Mitsubishi Pajero 3.2 Di- D GLS
The Bridgestone 4×4 Club Challenge is a tough business. Even though it is based on standard production 4x4s, time and again first-time competitors are found wearing that eyes-wide-open look after they’ve finished the first 10 obstacles.
In fact, some newbie drivers arrive at the competition full of bravado, knowing all the (4×4) answers. But later, after those first 10 challenges, they are much more timid. The main protagonist who causes this turnaround in attitude is one Sakkie Coetzee.
Sakkie, in conjunction with the event organisers from Bridgestone South Africa,creates the obstacles that are designed to not only test machine, but man and woman, too. Each obstacle is designed to test a specific skill set, and to test it to the fullest.
So our stock-standard shorty Mitsubishi Pajero 3.2Di-D GLS really had its work cut out. On paper, the Pajero certainly has the 4×4 hardware to smoke this competition. It features Mitsubishi’s Super Select II 4WD system that allows for a selection between four settings: the default 2HIGH (only the rear wheels are driven), 4HIGH (where all four wheels are driven but the centre differential remains open so you can drive it on tar, too), 4HLc (where the centre diff is locked and the drive is split 50/50 between the front and rear axles) and 4LLc (4WD low-range with a 50/50 split).
Further bolstering its off-road prowess is a rear differential lock, engaged via a button next to the steering wheel. The three-door Pajero also has a claimed 235mm of clearance, is relatively compact at 4.4m long, and has a tight turning circle.

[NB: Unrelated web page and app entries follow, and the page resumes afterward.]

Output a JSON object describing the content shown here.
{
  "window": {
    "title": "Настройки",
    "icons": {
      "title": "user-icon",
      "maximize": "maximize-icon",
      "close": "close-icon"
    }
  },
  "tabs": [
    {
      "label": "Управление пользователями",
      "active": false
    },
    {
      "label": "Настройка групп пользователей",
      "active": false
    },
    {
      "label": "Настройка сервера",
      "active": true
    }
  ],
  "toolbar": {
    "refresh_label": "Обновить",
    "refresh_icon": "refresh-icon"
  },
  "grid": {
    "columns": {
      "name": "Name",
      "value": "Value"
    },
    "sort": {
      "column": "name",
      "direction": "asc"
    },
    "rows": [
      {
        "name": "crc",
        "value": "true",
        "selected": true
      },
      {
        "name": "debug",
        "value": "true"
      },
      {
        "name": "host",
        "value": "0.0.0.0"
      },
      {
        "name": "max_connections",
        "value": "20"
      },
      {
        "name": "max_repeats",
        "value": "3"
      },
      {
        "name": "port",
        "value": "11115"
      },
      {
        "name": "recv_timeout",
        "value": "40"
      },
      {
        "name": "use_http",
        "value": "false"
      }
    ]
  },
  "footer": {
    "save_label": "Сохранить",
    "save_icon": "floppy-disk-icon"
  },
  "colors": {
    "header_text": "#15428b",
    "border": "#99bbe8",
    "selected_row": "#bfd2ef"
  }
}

It has plenty of grunt too, with 140kW and 441Nm of torque (peaking at 2 000r/min). The power is regulated by a stability and traction control system, the latter only disengaged when the rear differential lock is engaged.So in theory this Pajero should fare pretty well in an off-road environment. However, there are some limiting factors. We removed the standard side steps (destined to be damaged)and fitted Front Runner rock sliders (R3 485 excluding fitment). They bolt straight onto the Mitsubishi’s existing side-step brackets, so they are very easy to fit and remove.
The Pajero’s monocoque design (where the chassis is integrated with the body) means that there is not a lot of wheel articulation on offer. So we upgraded the suspension by fitting aftermarket Tough Dog shock absorbers and springs (from R16 500 for the set, excluding fitment), courtesy of 4×4 accessory outlet Opposite Lock.
These Australian products are adjustable at the front (nine settings) but the rear unit is not adjustable (apparently due to monocoque chassis set-up). The 41mm internal bore shocks feature tricks such as a twin-tube design, 18mm double chrome-plated rod and a three-year/100 000km warranty. The fitment was done most efficiently by Opposite Lock’s Boksburg branch.
The Pajero’s standard tyres (Bridgestone Dueler H/Ts 265/65 R17s) were designed more for highways than byways. So we changed them for a set of Bridgestone’s more off-road-oriented Dueler all-terrains (about R2 500 per tyre), in the same size. So the result of our first round of upgrades is about 50mm worth of suspension lift, tyres that afford more grip and protection in tough off-road conditions, and meaty rock sliders.
To put the new hardware to the test we asked 4×4 legend Sakkie Coetzee to put the Pajero through its paces on his tough Bridgestone 4×4 Club Challenge qualifying track, before we hand our tame Pajero over to other teams. Sakkie headed to obstacles one to four at the McCarthy 4×4 Club’s so-called ‘walle’. There he scored full marks on each obstacle. Yep, 400 points out of a possible 400.
So there is no doubt that the Pajero has the right 4×4 stuff. However, the test did highlight the need for more underbody protection after a fuel line was damaged. And one particularly slippery, steep climb proved that, in some situations, the traction control is more effective than the rear differential lock. Overall though, the Pajero 3.2Di-D GLS proved to be a highly capable 4×4 competition vehicle. It even impressed Oom Sakkie and he normally only has eyes for Isuzus.
Some TLC for Deziree LAND ROVER 109 R6
Deziree the Landy did not see much action this month in order to fix an oil leak on the rear differential. That has now been completed so her rejuvenation process can start in earnest, kicking off with some attention for her 45-year-old aluminium body.
Text & Photos: Danie Botha